  2. john posted on 02/11/2014 02:26 PM
    good to hear if i wanna buy a tom Clancy (R.I.P. ) novel in the usa . and it is cheaper then in Canada . why not buy it in the usa ?
showing all comments

@NEWSTALK1010

Facebook

DON'T MISS

IN-DEPTH AND INTERACTIVE

MISSED THE SHOW? DON'T MISS THIS!

Aaron Waxman & Associates present the 4th annual IN-DEPTH AND INTERACTIVE -- if you missed the show, DON'T WORRY. You can check out video and pics RIGHT HERE

NEWS ALERTS

STAY CONNECTED

Sign up for out Breaking News Alerts and receive up-to-the-minute coverage of the top stories of the day

 
2 0

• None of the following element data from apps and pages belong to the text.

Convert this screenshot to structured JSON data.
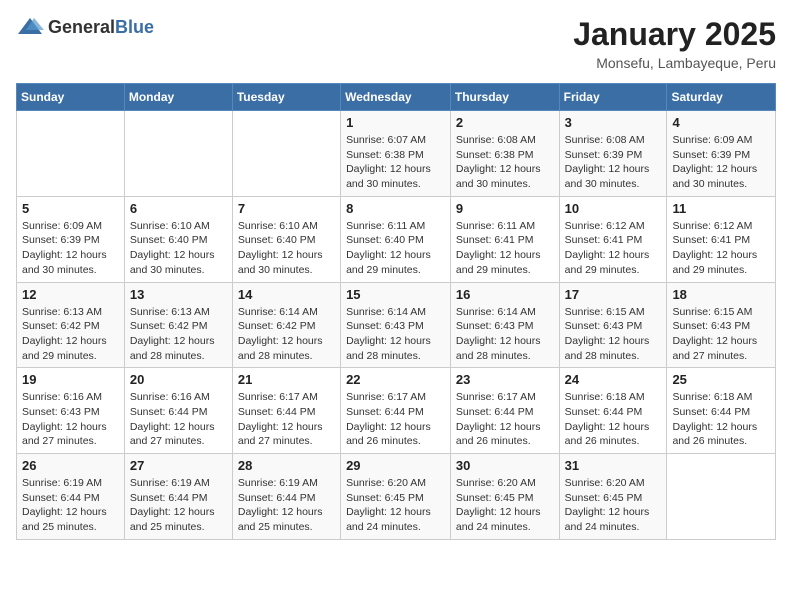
{
  "header": {
    "logo_general": "General",
    "logo_blue": "Blue",
    "title": "January 2025",
    "subtitle": "Monsefu, Lambayeque, Peru"
  },
  "days_of_week": [
    "Sunday",
    "Monday",
    "Tuesday",
    "Wednesday",
    "Thursday",
    "Friday",
    "Saturday"
  ],
  "weeks": [
    [
      {
        "day": "",
        "info": ""
      },
      {
        "day": "",
        "info": ""
      },
      {
        "day": "",
        "info": ""
      },
      {
        "day": "1",
        "info": "Sunrise: 6:07 AM\nSunset: 6:38 PM\nDaylight: 12 hours and 30 minutes."
      },
      {
        "day": "2",
        "info": "Sunrise: 6:08 AM\nSunset: 6:38 PM\nDaylight: 12 hours and 30 minutes."
      },
      {
        "day": "3",
        "info": "Sunrise: 6:08 AM\nSunset: 6:39 PM\nDaylight: 12 hours and 30 minutes."
      },
      {
        "day": "4",
        "info": "Sunrise: 6:09 AM\nSunset: 6:39 PM\nDaylight: 12 hours and 30 minutes."
      }
    ],
    [
      {
        "day": "5",
        "info": "Sunrise: 6:09 AM\nSunset: 6:39 PM\nDaylight: 12 hours and 30 minutes."
      },
      {
        "day": "6",
        "info": "Sunrise: 6:10 AM\nSunset: 6:40 PM\nDaylight: 12 hours and 30 minutes."
      },
      {
        "day": "7",
        "info": "Sunrise: 6:10 AM\nSunset: 6:40 PM\nDaylight: 12 hours and 30 minutes."
      },
      {
        "day": "8",
        "info": "Sunrise: 6:11 AM\nSunset: 6:40 PM\nDaylight: 12 hours and 29 minutes."
      },
      {
        "day": "9",
        "info": "Sunrise: 6:11 AM\nSunset: 6:41 PM\nDaylight: 12 hours and 29 minutes."
      },
      {
        "day": "10",
        "info": "Sunrise: 6:12 AM\nSunset: 6:41 PM\nDaylight: 12 hours and 29 minutes."
      },
      {
        "day": "11",
        "info": "Sunrise: 6:12 AM\nSunset: 6:41 PM\nDaylight: 12 hours and 29 minutes."
      }
    ],
    [
      {
        "day": "12",
        "info": "Sunrise: 6:13 AM\nSunset: 6:42 PM\nDaylight: 12 hours and 29 minutes."
      },
      {
        "day": "13",
        "info": "Sunrise: 6:13 AM\nSunset: 6:42 PM\nDaylight: 12 hours and 28 minutes."
      },
      {
        "day": "14",
        "info": "Sunrise: 6:14 AM\nSunset: 6:42 PM\nDaylight: 12 hours and 28 minutes."
      },
      {
        "day": "15",
        "info": "Sunrise: 6:14 AM\nSunset: 6:43 PM\nDaylight: 12 hours and 28 minutes."
      },
      {
        "day": "16",
        "info": "Sunrise: 6:14 AM\nSunset: 6:43 PM\nDaylight: 12 hours and 28 minutes."
      },
      {
        "day": "17",
        "info": "Sunrise: 6:15 AM\nSunset: 6:43 PM\nDaylight: 12 hours and 28 minutes."
      },
      {
        "day": "18",
        "info": "Sunrise: 6:15 AM\nSunset: 6:43 PM\nDaylight: 12 hours and 27 minutes."
      }
    ],
    [
      {
        "day": "19",
        "info": "Sunrise: 6:16 AM\nSunset: 6:43 PM\nDaylight: 12 hours and 27 minutes."
      },
      {
        "day": "20",
        "info": "Sunrise: 6:16 AM\nSunset: 6:44 PM\nDaylight: 12 hours and 27 minutes."
      },
      {
        "day": "21",
        "info": "Sunrise: 6:17 AM\nSunset: 6:44 PM\nDaylight: 12 hours and 27 minutes."
      },
      {
        "day": "22",
        "info": "Sunrise: 6:17 AM\nSunset: 6:44 PM\nDaylight: 12 hours and 26 minutes."
      },
      {
        "day": "23",
        "info": "Sunrise: 6:17 AM\nSunset: 6:44 PM\nDaylight: 12 hours and 26 minutes."
      },
      {
        "day": "24",
        "info": "Sunrise: 6:18 AM\nSunset: 6:44 PM\nDaylight: 12 hours and 26 minutes."
      },
      {
        "day": "25",
        "info": "Sunrise: 6:18 AM\nSunset: 6:44 PM\nDaylight: 12 hours and 26 minutes."
      }
    ],
    [
      {
        "day": "26",
        "info": "Sunrise: 6:19 AM\nSunset: 6:44 PM\nDaylight: 12 hours and 25 minutes."
      },
      {
        "day": "27",
        "info": "Sunrise: 6:19 AM\nSunset: 6:44 PM\nDaylight: 12 hours and 25 minutes."
      },
      {
        "day": "28",
        "info": "Sunrise: 6:19 AM\nSunset: 6:44 PM\nDaylight: 12 hours and 25 minutes."
      },
      {
        "day": "29",
        "info": "Sunrise: 6:20 AM\nSunset: 6:45 PM\nDaylight: 12 hours and 24 minutes."
      },
      {
        "day": "30",
        "info": "Sunrise: 6:20 AM\nSunset: 6:45 PM\nDaylight: 12 hours and 24 minutes."
      },
      {
        "day": "31",
        "info": "Sunrise: 6:20 AM\nSunset: 6:45 PM\nDaylight: 12 hours and 24 minutes."
      },
      {
        "day": "",
        "info": ""
      }
    ]
  ]
}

The Conservative government is poised to crack down on multinational companies that charge Canadian customers more than Americans on everything from books to clothing and appliances.
    
A government official tells The Canadian Press the Tories will promise legislation in Tuesday's budget to stop ``country pricing'' _ when multinational brands set different prices in Canada and the United States.
    
The official, who spoke on condition of anonymity in advance of the budget's release, says the legislation will address the price gap and empower the country's competition commissioner to enforce the new rules.
    
The government also intends to monitor whether last year's elimination of tariffs on baby clothing and sports  equipment _ some of them as high as 20 per cent _ is being passed onto consumers at the retail level.
    
A recent report by the Retail Council of Canada, which has worked with the government to tackle country pricing, concluded the tariff cuts have resulted in lower prices for consumers.
    
Finance Minister Jim Flaherty is expected to chop more tariffs on Tuesday, although the Consumers Association of Canada has expressed skepticism about whether such steps do indeed cut costs.
    
The new initiatives are part of the government's effort to respond to consumer complaints about higher costs, price-gouging and price discrimination, the official said.
    
Flaherty has hinted for months _ including in last fall's throne speech _ that a crackdown on companies taking advantage of the Canada-U.S. price gap would be in the cards.
    
Following the speech, Flaherty said officials in his department were sitting down with major retailers to determine why Canadians are charged higher prices on an array of goods.
    
``There are some companies that look at Canada as a small market, relatively well off, with a large middle class, and willing to pay a little more,'' he said at the time. ``And they'll pay.''
    
While he confessed to being wary of interfering with the free market system, he added: ``There are always persuasive techniques that can be used to nudge people in the right direction.''
    
A Senate finance committee report released last year, however, suggested several complex factors were to blame for price differences between Canada and the U.S., including higher transportation costs in Canada, more onerous packaging requirements, disparate provincial regulatory requirements, a smaller Canadian consumer market _ and tariffs.
    
Even though the Conservatives lauded the elimination of some tariffs in last year's budget, the same government also hiked duties on imported goods from more than 70 nations, including China, to help bring down the deficit. That move was estimated to have cost Canadians $330 million a year in higher retail prices.

Leave a comment:

showing all comments · Subscribe to comments
  1. Sonny posted on 02/11/2014 12:36 PM
    Given the weather and the fact the Harper Gov't hasn't been able to ram through the pipelines in favor of the Oil & Gas Corporations. Flaherty won't balance the budget until 2016!
  2. john posted on 02/11/2014 02:26 PM
    good to hear if i wanna buy a tom Clancy (R.I.P. ) novel in the usa . and it is cheaper then in Canada . why not buy it in the usa ?
showing all comments

Top stories

Says it listened to client feedback

Poll

Doctors say only 26 of the 500 people who offered their liver to Sens owner Eugene Melnyk would donate to someone else. What do you think about that?

Voting is restricted to one vote every 24 hours 24 hour(s) VoteResults